”In London, on the evening of the Saturday 23rd of March 1946, the British Chess Federation (BCF) held an extraordinary reunion where, after much heated debate, it was decided to go ahead and organize (in England, probably Nottingham) a World Title match between the title holder, Alexander Alekhine, and the young Soviet superstar, and heirapparent, Mikhail Botvinnik. A 10,000 dollar purse was guaranteed by the Moscow Chess Club.
Immediately after this historic decision was taken, the BCF sent a telegram to Alexander Alekhine, informing him of the good news.
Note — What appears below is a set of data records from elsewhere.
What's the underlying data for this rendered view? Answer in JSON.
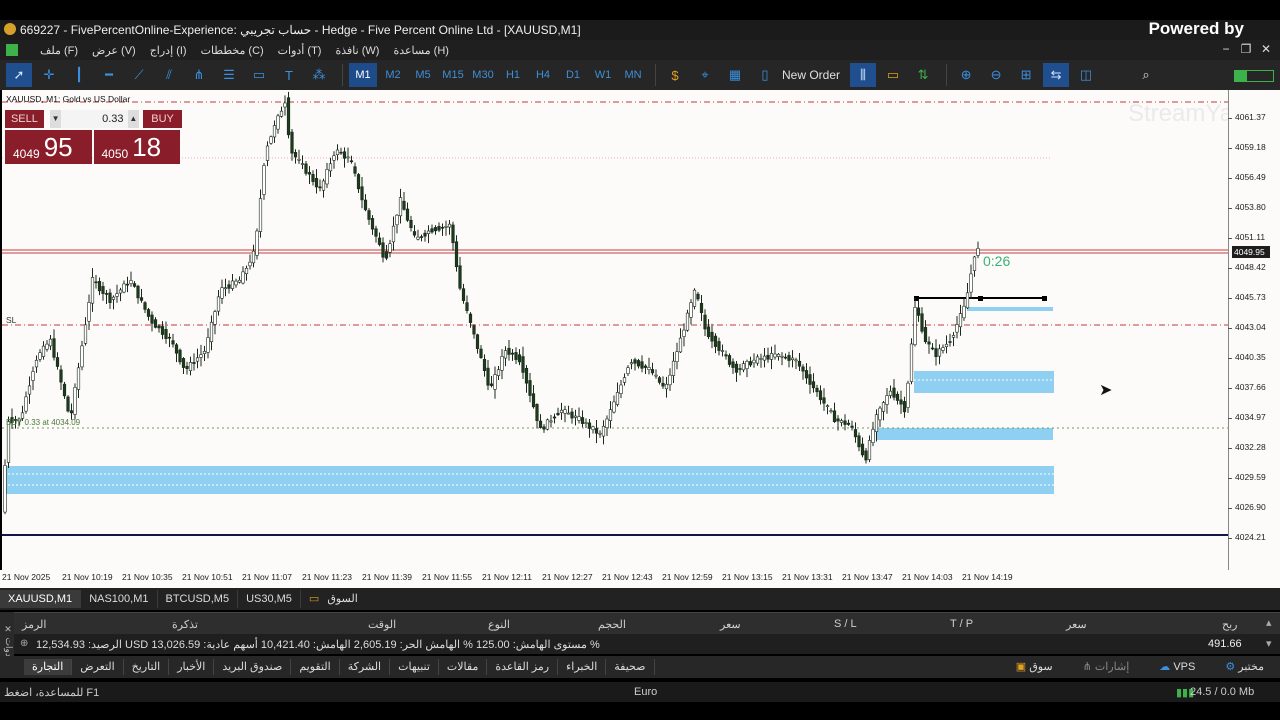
{
  "window": {
    "title": "669227 - FivePercentOnline-Experience: حساب تجريبي - Hedge - Five Percent Online Ltd - [XAUUSD,M1]",
    "powered_by": "Powered by",
    "watermark": "StreamYard"
  },
  "menu": {
    "items": [
      "ملف (F)",
      "عرض (V)",
      "إدراج (I)",
      "مخططات (C)",
      "أدوات (T)",
      "نافذة (W)",
      "مساعدة (H)"
    ]
  },
  "toolbar": {
    "timeframes": [
      "M1",
      "M2",
      "M5",
      "M15",
      "M30",
      "H1",
      "H4",
      "D1",
      "W1",
      "MN"
    ],
    "active_timeframe": "M1",
    "new_order": "New Order"
  },
  "chart": {
    "symbol_label": "XAUUSD, M1: Gold vs US Dollar",
    "countdown": "0:26",
    "sl_label": "SL",
    "buy_label": "BUY 0.33 at 4034.09",
    "price_ticks": [
      "4061.37",
      "4059.18",
      "4056.49",
      "4053.80",
      "4051.11",
      "4048.42",
      "4045.73",
      "4043.04",
      "4040.35",
      "4037.66",
      "4034.97",
      "4032.28",
      "4029.59",
      "4026.90",
      "4024.21"
    ],
    "current_price": "4049.95",
    "time_ticks": [
      "21 Nov 2025",
      "21 Nov 10:19",
      "21 Nov 10:35",
      "21 Nov 10:51",
      "21 Nov 11:07",
      "21 Nov 11:23",
      "21 Nov 11:39",
      "21 Nov 11:55",
      "21 Nov 12:11",
      "21 Nov 12:27",
      "21 Nov 12:43",
      "21 Nov 12:59",
      "21 Nov 13:15",
      "21 Nov 13:31",
      "21 Nov 13:47",
      "21 Nov 14:03",
      "21 Nov 14:19"
    ]
  },
  "one_click": {
    "sell": "SELL",
    "buy": "BUY",
    "lot": "0.33",
    "sell_prefix": "4049",
    "sell_big": "95",
    "buy_prefix": "4050",
    "buy_big": "18"
  },
  "chart_tabs": [
    "XAUUSD,M1",
    "NAS100,M1",
    "BTCUSD,M5",
    "US30,M5",
    "السوق"
  ],
  "terminal": {
    "headers": [
      "الرمز",
      "تذكرة",
      "الوقت",
      "النوع",
      "الحجم",
      "سعر",
      "S / L",
      "T / P",
      "سعر",
      "ربح"
    ],
    "balance_line": "الرصيد: 12,534.93 USD  مستوى الهامش: 125.00 %  الهامش الحر: 2,605.19  الهامش: 10,421.40  أسهم عادية: 13,026.59 %",
    "profit": "491.66",
    "tabs": [
      "التجارة",
      "التعرض",
      "التاريخ",
      "الأخبار",
      "صندوق البريد",
      "التقويم",
      "الشركة",
      "تنبيهات",
      "مقالات",
      "رمز القاعدة",
      "الخبراء",
      "صحيفة"
    ],
    "right_tabs": [
      "سوق",
      "إشارات",
      "VPS",
      "مختبر"
    ],
    "side_label": "الأدوات"
  },
  "status": {
    "help": "للمساعدة، اضغط F1",
    "profile": "Euro",
    "net": "24.5 / 0.0 Mb"
  },
  "colors": {
    "bull": "#ffffff",
    "bear": "#1c3a1c",
    "zone": "#8ecff2",
    "accent": "#1e4c8a"
  }
}
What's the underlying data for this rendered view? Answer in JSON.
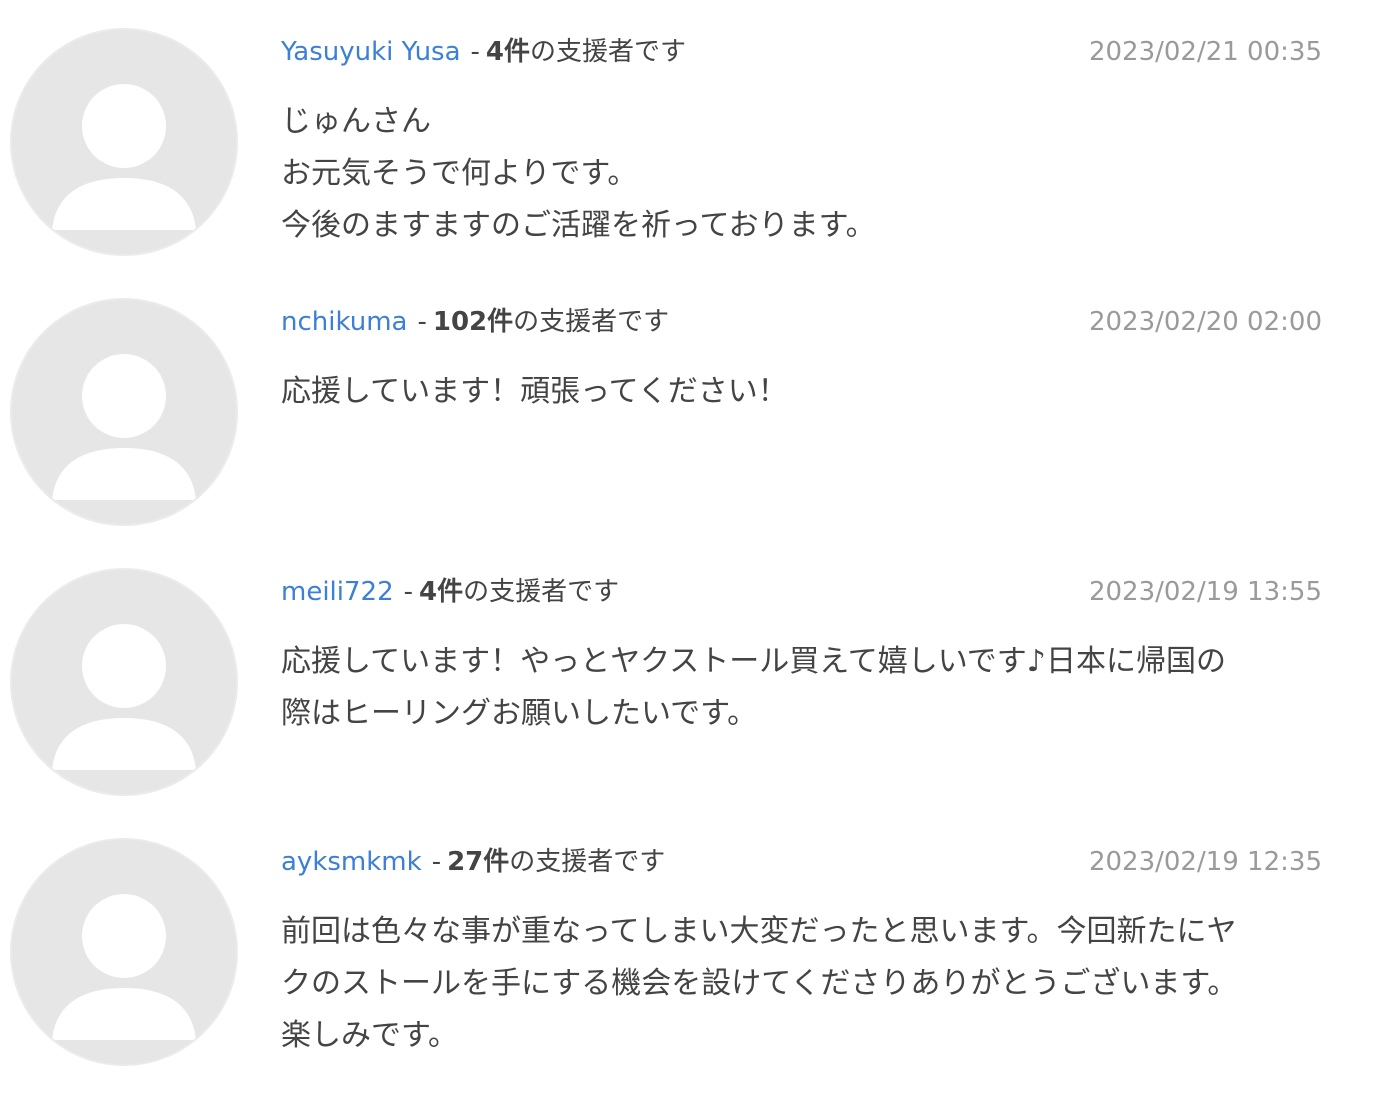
{
  "colors": {
    "username": "#3b7fd6",
    "text": "#444444",
    "date": "#9a9a9a",
    "avatar_bg": "#e6e6e6",
    "avatar_fg": "#ffffff"
  },
  "comments": [
    {
      "username": "Yasuyuki Yusa",
      "separator": "-",
      "count": "4件",
      "supporter_text": "の支援者です",
      "date": "2023/02/21 00:35",
      "lines": [
        "じゅんさん",
        "お元気そうで何よりです。",
        "今後のますますのご活躍を祈っております。"
      ]
    },
    {
      "username": "nchikuma",
      "separator": "-",
      "count": "102件",
      "supporter_text": "の支援者です",
      "date": "2023/02/20 02:00",
      "lines": [
        "応援しています！頑張ってください！"
      ]
    },
    {
      "username": "meili722",
      "separator": "-",
      "count": "4件",
      "supporter_text": "の支援者です",
      "date": "2023/02/19 13:55",
      "lines": [
        "応援しています！やっとヤクストール買えて嬉しいです♪日本に帰国の",
        "際はヒーリングお願いしたいです。"
      ]
    },
    {
      "username": "ayksmkmk",
      "separator": "-",
      "count": "27件",
      "supporter_text": "の支援者です",
      "date": "2023/02/19 12:35",
      "lines": [
        "前回は色々な事が重なってしまい大変だったと思います。今回新たにヤ",
        "クのストールを手にする機会を設けてくださりありがとうございます。",
        "楽しみです。"
      ]
    }
  ]
}
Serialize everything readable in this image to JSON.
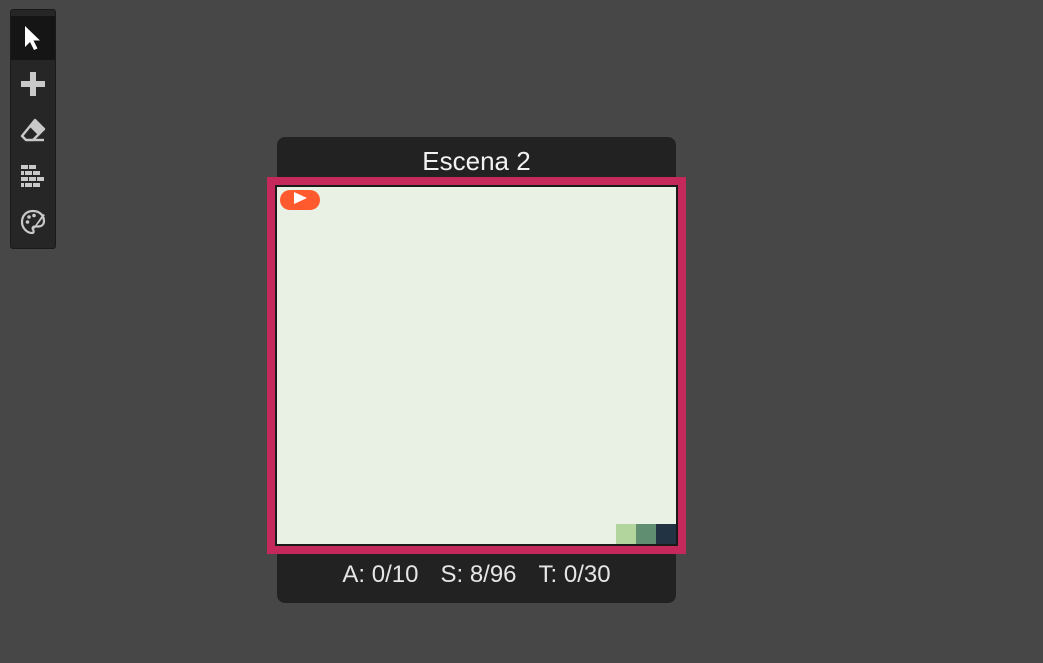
{
  "toolbar": {
    "tools": [
      {
        "name": "select",
        "icon": "pointer-icon",
        "active": true
      },
      {
        "name": "add",
        "icon": "plus-icon",
        "active": false
      },
      {
        "name": "erase",
        "icon": "eraser-icon",
        "active": false
      },
      {
        "name": "tiles",
        "icon": "bricks-icon",
        "active": false
      },
      {
        "name": "paint",
        "icon": "palette-brush-icon",
        "active": false
      }
    ]
  },
  "scene": {
    "title": "Escena 2",
    "play_icon": "play-icon",
    "palette": [
      "#b2d59e",
      "#5f8f70",
      "#223344"
    ],
    "frame_color": "#c5285a",
    "canvas_color": "#e8f1e4",
    "stats": {
      "actors": "A: 0/10",
      "sprites": "S: 8/96",
      "tiles": "T: 0/30"
    }
  }
}
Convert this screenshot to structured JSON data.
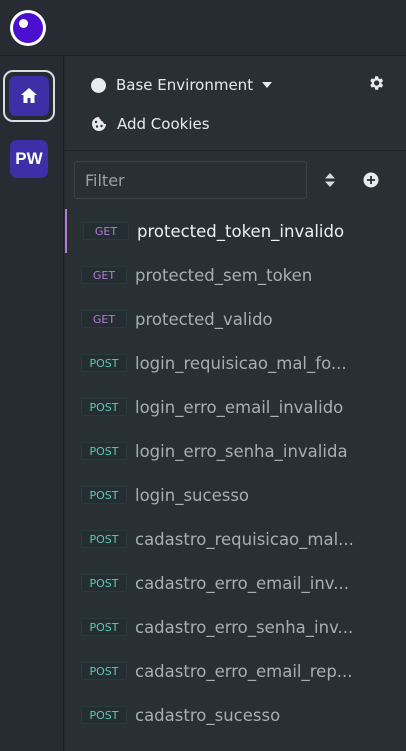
{
  "environment": {
    "label": "Base Environment"
  },
  "cookies": {
    "label": "Add Cookies"
  },
  "rail": {
    "pw_label": "PW"
  },
  "filter": {
    "placeholder": "Filter"
  },
  "requests": [
    {
      "method": "GET",
      "name": "protected_token_invalido",
      "active": true
    },
    {
      "method": "GET",
      "name": "protected_sem_token"
    },
    {
      "method": "GET",
      "name": "protected_valido"
    },
    {
      "method": "POST",
      "name": "login_requisicao_mal_fo..."
    },
    {
      "method": "POST",
      "name": "login_erro_email_invalido"
    },
    {
      "method": "POST",
      "name": "login_erro_senha_invalida"
    },
    {
      "method": "POST",
      "name": "login_sucesso"
    },
    {
      "method": "POST",
      "name": "cadastro_requisicao_mal..."
    },
    {
      "method": "POST",
      "name": "cadastro_erro_email_inv..."
    },
    {
      "method": "POST",
      "name": "cadastro_erro_senha_inv..."
    },
    {
      "method": "POST",
      "name": "cadastro_erro_email_rep..."
    },
    {
      "method": "POST",
      "name": "cadastro_sucesso"
    }
  ],
  "colors": {
    "get": "#b57bd6",
    "post": "#5fc9b5",
    "accent": "#4b0fd0",
    "workspace": "#3e2fa7"
  },
  "icons": [
    "app-logo-icon",
    "home-icon",
    "gear-icon",
    "cookie-icon",
    "sort-icon",
    "add-circle-icon"
  ]
}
It was expected that Alekhine, who was staying in room 43 of the Parque Hotel in Estoril, Portugal, would receive the telegram the very next day (Sunday), and in all likelyhood leave for England soon afterwards.
By the time the telegram reached its destination, however, Alekhine was already dead: the World Chess Champion had unexpectedly died within hours of the telegram being sent! Just when his career was about to be resurrected from the ashes of World War II, Alekhine’s life vanished in a moment as brief as a flick of the eye…
From yesterday’s round of the 4NCL in England. Black now played the flashy 22…Nxf2!? where upon White immediately blundered with 23.RxN? (23…Re1+! 24.Rf1 Bxd4+ and Rxd1 winning easily) . However, 23.Qh4! would have left the game outcome uncertain.
FROM the diagram above, Black has a much stronger continuation. CAN YOU FIND IT?
TODAY’S 5-SECOND TACTIC!
From the Soviet Championship in 1956. Position after 20 moves. With all the pieces on the board, Black’s last move (20…Qh4) meets with a speedy refutation.
WHITE TO PLAY AND WIN!